Get something that’s both insulated and waterproof, especially if you plan to play around in the snow!
Another Canadian winter accessory that I love is a buff. It keeps your neck warm, but you can also pull it up over your face to avoid being exposed if cold wind comes.
If you only plan to visit cities, you can get away without snow pants. But if you plan to take part in lots of outdoor activities and winter sports such as skiing, tobogganing, and snow-shoeing, then you’ll want a pair of these!
While they aren’t the most stylish item of winter clothing, they are extremely practical. You’ll be happy to have them if you’re out on the slopes all day or just wanna make some snow angels.
Other essentials for winter in Canada
Here are some other items you may want to pack for winter activities in Canada.
Ice cleats – If you plan to do a lot of winter hiking, or even just walking outdoors, a pair of winter cleats or ice grippers will ensure you don’t slip on the ice. Yaxtrax is an excellent brand.
The cold, dry weather can make your lips crack very easily, so you’ll need to keep them moisturized with a quality lip balm like Burt’s Bees.
Hand and feet warmers – While warm mittens and socks are essential, sometimes you just get cold hands or feet, especially if you are on a long hike outside. In case that happens, these hand warmers can be a life-saver.
A good pair of sunglasses with UV protection. The white snow makes everything much brighter, so you’ll be blinded without a good pair of shades.
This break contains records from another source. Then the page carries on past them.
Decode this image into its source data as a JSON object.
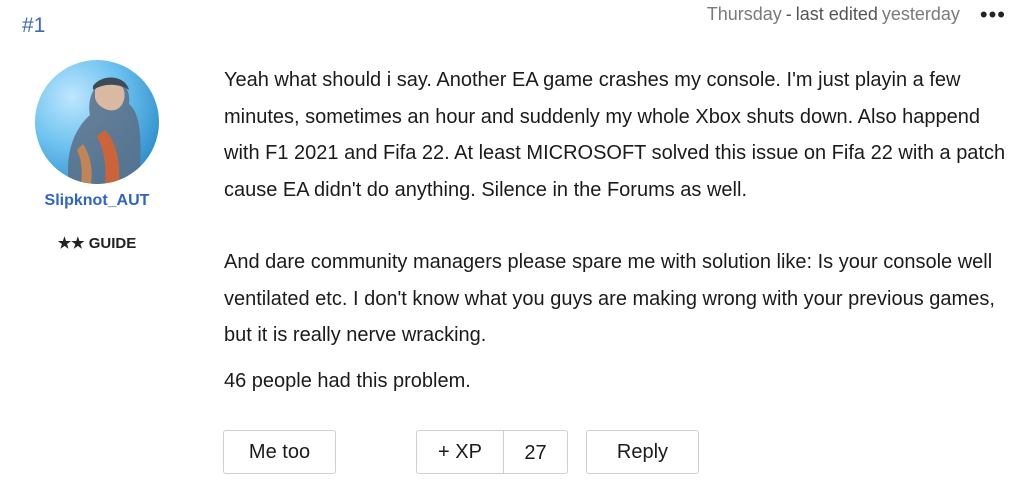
{
  "post": {
    "number": "#1",
    "date": "Thursday",
    "separator": "-",
    "edited_label": "last edited",
    "edited_when": "yesterday",
    "more_icon": "more-horizontal-icon"
  },
  "author": {
    "username": "Slipknot_AUT",
    "rank": "★★ GUIDE",
    "avatar_icon": "avatar-image"
  },
  "content": {
    "paragraph1": "Yeah what should i say. Another EA game crashes my console. I'm just playin a few minutes, sometimes an hour and suddenly my whole Xbox shuts down. Also happend with F1 2021 and Fifa 22. At least MICROSOFT solved this issue on Fifa 22 with a patch cause EA didn't do anything. Silence in the Forums as well.",
    "paragraph2": "And dare community managers please spare me with solution like: Is your console well ventilated etc. I don't know what you guys are making wrong with your previous games, but it is really nerve wracking.",
    "problem_count": "46 people had this problem."
  },
  "actions": {
    "me_too_label": "Me too",
    "xp_label": "+ XP",
    "xp_count": "27",
    "reply_label": "Reply"
  },
  "colors": {
    "accent": "#2f63c4",
    "post_number": "#3d6ab8",
    "meta_text": "#7a7a7a",
    "border": "#cfcfcf"
  }
}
If you’re renting a car and driving on the frozen roads, make sure to keep the car packed with basics – a snow brush, a shovel, extra blankets, food, water – just in case of emergency!
What to do in Canada in winter
- See the northern lights in the Northwest Territories or Jasper National Park
- Visit a Christmas market – the one in Toronto at the distillery district was named one of the best in the world.
- Go skating in the Rideau Canal in Ottawa, one of Ontario’s top winter destinations.
- Go snowboarding or skiing in the Rocky Mountains, and indulge in hot springs afterward.
- Winter hiking, just about anywhere in the country!
- Dog sledding in Canmore
- Ice climbing in Banff National Park
- Attend a winter festival like Carnival du Quebec in Quebec City
- Look for polar bears in Manitoba
I hope this post could help plan what to wear in Canada in winter. It’s a fantastic time to visit, as long as you’re prepared for the elements!
Planning a trip to Canada?